▸ Task prompt
Using the listing below, show all lines that hold the word "this".

▸ Materials provided
**********
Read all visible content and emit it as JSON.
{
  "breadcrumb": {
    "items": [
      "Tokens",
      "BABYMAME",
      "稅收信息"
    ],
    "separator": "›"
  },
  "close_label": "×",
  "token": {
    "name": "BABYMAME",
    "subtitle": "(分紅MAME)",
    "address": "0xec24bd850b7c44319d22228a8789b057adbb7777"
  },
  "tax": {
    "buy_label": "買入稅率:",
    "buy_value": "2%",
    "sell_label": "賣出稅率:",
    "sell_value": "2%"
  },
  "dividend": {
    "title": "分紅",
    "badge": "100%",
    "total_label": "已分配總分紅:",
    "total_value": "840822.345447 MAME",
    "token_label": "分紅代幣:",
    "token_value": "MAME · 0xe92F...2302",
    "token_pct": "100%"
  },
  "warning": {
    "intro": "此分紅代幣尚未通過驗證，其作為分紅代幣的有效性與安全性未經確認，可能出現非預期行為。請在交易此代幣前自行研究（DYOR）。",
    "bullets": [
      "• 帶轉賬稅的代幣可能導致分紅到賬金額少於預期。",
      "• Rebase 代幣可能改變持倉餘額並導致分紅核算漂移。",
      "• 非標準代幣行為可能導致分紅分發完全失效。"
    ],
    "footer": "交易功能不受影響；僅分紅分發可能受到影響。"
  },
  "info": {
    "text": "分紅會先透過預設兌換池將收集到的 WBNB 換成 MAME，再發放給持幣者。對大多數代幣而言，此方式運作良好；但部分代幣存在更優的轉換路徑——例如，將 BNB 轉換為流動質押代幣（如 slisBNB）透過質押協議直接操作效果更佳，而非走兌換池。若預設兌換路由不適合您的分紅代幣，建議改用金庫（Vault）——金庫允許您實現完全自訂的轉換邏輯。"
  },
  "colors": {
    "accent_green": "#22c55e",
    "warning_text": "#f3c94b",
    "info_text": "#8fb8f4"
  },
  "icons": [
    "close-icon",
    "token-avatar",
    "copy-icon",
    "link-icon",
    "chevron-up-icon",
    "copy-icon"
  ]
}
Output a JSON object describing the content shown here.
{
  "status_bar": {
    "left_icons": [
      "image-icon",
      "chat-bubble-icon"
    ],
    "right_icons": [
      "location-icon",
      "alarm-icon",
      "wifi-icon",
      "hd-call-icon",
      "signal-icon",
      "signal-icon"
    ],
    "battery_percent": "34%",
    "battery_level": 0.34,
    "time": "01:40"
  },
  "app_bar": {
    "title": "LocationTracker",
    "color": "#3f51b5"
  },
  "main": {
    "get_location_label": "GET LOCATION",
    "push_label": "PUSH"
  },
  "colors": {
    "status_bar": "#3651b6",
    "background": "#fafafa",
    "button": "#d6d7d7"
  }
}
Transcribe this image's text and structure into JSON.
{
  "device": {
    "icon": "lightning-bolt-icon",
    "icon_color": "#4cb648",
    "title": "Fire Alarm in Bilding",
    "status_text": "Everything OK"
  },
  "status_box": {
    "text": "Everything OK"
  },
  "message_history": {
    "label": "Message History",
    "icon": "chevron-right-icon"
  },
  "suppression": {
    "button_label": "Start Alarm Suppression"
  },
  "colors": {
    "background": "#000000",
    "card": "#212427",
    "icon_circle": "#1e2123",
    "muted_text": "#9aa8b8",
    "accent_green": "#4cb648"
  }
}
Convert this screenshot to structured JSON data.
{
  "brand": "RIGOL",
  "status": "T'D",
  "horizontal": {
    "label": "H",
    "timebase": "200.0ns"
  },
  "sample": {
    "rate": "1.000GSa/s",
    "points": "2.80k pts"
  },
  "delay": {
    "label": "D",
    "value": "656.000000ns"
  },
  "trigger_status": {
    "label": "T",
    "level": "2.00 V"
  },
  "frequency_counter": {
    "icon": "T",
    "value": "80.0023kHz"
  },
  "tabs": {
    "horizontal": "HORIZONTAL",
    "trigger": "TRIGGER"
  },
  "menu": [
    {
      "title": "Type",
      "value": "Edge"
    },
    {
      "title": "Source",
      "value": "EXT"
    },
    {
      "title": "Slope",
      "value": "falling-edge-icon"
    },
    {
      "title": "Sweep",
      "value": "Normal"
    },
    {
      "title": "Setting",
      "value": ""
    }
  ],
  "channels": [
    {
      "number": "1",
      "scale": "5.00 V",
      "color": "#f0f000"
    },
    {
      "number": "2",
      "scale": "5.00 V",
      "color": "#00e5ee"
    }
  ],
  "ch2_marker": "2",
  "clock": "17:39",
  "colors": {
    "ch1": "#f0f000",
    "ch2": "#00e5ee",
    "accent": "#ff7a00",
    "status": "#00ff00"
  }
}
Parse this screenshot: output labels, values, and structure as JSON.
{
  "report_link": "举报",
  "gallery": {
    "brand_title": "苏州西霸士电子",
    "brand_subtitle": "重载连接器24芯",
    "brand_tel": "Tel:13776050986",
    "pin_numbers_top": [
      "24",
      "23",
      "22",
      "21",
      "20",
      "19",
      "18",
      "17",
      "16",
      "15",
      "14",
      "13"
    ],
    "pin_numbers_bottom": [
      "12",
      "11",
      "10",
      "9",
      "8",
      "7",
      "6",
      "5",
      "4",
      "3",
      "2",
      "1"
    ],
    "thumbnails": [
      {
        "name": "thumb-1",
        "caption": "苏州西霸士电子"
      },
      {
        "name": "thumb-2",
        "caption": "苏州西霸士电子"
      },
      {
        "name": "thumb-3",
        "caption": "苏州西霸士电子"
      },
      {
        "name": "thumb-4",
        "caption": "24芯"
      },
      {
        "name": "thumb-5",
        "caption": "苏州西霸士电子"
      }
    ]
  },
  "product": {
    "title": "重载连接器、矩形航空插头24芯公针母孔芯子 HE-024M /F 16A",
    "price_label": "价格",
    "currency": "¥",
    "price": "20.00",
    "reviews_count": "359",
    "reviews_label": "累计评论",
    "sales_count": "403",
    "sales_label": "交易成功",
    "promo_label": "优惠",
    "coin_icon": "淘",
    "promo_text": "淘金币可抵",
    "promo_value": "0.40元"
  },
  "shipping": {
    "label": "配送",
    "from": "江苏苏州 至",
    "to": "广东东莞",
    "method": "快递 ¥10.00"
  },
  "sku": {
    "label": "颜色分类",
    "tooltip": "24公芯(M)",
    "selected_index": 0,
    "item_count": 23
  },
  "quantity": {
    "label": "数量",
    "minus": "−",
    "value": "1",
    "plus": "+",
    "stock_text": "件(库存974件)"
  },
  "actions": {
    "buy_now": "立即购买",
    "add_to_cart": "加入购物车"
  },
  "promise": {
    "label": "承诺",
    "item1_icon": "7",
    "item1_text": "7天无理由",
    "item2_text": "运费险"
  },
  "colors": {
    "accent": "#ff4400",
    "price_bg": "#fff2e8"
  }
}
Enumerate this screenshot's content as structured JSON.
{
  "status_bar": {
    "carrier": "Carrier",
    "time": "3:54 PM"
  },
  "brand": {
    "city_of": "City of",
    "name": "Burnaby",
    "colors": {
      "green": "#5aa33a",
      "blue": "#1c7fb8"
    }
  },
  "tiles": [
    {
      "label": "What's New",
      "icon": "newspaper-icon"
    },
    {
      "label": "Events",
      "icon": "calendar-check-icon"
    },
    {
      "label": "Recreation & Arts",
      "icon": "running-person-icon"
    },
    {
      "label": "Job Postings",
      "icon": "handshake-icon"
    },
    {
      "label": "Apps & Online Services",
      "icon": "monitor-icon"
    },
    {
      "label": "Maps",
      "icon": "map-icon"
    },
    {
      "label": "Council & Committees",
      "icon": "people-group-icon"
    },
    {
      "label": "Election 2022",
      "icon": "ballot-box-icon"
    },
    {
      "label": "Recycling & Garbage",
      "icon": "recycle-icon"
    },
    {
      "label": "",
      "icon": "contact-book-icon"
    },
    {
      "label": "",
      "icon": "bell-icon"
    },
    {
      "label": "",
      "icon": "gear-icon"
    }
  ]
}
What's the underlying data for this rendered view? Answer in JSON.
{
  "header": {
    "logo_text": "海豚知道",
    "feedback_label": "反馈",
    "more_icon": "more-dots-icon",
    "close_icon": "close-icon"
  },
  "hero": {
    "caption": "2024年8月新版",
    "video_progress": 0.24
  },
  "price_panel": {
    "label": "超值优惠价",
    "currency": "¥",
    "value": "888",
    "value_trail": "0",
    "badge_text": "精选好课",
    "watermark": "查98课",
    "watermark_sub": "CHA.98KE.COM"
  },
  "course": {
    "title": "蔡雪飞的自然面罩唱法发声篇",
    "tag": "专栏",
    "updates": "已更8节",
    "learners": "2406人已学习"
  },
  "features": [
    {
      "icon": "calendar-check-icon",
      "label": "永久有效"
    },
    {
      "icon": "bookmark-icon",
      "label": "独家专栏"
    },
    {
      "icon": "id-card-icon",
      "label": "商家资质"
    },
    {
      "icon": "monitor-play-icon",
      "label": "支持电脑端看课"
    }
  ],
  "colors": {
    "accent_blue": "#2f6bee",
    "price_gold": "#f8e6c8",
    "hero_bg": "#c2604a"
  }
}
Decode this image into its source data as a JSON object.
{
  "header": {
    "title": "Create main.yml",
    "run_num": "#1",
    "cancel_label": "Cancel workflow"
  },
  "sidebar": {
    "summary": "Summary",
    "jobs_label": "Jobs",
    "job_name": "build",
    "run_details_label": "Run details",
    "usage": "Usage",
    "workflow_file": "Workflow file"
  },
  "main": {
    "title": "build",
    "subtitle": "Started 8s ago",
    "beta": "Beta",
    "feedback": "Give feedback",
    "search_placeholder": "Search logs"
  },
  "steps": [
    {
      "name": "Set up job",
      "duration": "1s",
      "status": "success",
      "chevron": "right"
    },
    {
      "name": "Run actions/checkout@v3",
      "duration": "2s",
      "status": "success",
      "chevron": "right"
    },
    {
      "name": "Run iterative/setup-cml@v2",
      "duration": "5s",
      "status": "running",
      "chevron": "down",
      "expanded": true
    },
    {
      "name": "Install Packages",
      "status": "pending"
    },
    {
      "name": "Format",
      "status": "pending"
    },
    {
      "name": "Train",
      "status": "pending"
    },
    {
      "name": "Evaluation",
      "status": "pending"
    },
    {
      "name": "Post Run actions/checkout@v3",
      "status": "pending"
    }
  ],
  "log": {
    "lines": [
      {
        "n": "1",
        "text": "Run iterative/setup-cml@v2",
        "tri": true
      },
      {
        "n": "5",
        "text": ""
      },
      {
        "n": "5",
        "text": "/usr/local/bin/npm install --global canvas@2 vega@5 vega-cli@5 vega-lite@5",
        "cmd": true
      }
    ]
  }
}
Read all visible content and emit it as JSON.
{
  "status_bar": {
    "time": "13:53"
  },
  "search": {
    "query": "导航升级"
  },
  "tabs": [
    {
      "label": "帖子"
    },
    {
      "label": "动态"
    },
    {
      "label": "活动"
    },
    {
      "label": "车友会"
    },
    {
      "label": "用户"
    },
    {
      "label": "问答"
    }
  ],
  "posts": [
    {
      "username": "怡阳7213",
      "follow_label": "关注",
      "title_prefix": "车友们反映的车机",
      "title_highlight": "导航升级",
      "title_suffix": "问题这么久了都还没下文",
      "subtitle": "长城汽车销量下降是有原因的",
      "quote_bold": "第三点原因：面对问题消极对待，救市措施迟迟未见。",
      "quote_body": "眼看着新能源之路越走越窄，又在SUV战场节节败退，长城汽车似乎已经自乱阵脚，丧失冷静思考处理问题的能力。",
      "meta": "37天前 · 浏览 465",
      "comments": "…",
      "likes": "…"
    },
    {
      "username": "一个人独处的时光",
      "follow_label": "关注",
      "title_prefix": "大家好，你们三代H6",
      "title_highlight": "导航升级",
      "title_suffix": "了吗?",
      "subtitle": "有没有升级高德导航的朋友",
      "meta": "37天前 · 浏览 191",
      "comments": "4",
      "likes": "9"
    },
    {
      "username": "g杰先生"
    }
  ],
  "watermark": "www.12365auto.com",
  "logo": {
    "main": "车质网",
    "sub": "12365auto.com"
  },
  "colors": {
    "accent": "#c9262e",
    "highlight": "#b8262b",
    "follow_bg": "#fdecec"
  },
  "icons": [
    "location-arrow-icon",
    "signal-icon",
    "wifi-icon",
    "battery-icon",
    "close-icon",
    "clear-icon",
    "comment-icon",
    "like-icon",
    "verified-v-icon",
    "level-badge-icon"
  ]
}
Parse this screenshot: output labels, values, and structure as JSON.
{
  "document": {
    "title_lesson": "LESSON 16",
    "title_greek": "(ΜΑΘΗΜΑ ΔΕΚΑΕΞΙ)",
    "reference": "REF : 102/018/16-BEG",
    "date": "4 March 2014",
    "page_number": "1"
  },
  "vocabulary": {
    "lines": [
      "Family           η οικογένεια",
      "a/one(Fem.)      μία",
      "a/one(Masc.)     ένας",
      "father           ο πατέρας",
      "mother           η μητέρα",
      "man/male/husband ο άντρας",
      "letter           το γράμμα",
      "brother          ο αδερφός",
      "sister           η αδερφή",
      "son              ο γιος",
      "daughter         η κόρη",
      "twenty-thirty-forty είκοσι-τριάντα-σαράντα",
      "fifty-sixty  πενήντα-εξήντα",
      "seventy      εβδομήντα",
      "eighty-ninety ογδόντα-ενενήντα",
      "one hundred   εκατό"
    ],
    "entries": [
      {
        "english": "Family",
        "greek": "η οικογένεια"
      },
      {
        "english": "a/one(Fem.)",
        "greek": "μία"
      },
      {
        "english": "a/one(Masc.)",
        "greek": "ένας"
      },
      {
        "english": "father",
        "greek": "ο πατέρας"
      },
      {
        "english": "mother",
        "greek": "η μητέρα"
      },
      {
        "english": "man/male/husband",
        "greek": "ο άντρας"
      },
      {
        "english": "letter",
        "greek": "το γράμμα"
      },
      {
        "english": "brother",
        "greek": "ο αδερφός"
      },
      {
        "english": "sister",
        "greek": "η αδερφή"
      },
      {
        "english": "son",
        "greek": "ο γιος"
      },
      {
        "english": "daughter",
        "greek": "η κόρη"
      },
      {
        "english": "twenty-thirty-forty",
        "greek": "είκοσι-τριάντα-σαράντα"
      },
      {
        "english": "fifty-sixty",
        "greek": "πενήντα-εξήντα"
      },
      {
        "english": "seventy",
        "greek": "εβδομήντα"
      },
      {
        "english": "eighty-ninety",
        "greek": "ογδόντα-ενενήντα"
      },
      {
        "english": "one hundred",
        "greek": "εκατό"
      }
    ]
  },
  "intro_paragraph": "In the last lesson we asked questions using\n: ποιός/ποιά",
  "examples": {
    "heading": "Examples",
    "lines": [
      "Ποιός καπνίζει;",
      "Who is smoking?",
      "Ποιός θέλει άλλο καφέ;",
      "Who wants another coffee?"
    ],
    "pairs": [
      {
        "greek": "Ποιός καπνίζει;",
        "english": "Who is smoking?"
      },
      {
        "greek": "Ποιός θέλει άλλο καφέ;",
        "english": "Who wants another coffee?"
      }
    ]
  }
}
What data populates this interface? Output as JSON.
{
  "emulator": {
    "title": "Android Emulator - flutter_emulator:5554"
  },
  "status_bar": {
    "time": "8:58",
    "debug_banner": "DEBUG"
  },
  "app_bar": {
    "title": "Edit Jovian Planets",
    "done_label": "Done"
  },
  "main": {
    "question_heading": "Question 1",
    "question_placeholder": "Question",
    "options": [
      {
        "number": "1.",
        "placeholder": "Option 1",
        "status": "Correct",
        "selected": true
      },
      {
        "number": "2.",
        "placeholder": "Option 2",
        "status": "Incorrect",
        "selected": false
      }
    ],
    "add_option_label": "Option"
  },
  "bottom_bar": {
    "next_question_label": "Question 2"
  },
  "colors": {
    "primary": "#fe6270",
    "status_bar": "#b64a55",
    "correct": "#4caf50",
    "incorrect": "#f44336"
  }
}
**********
▸ Task output
Transcribe this image's text and structure into JSON.
Convert this screenshot to structured JSON data.
Parse this screenshot: output labels, values, and structure as JSON.
Enumerate this screenshot's content as structured JSON.
What's the underlying data for this rendered view? Answer in JSON.
Decode this image into its source data as a JSON object.
Parse this screenshot: output labels, values, and structure as JSON.
What data populates this interface? Output as JSON.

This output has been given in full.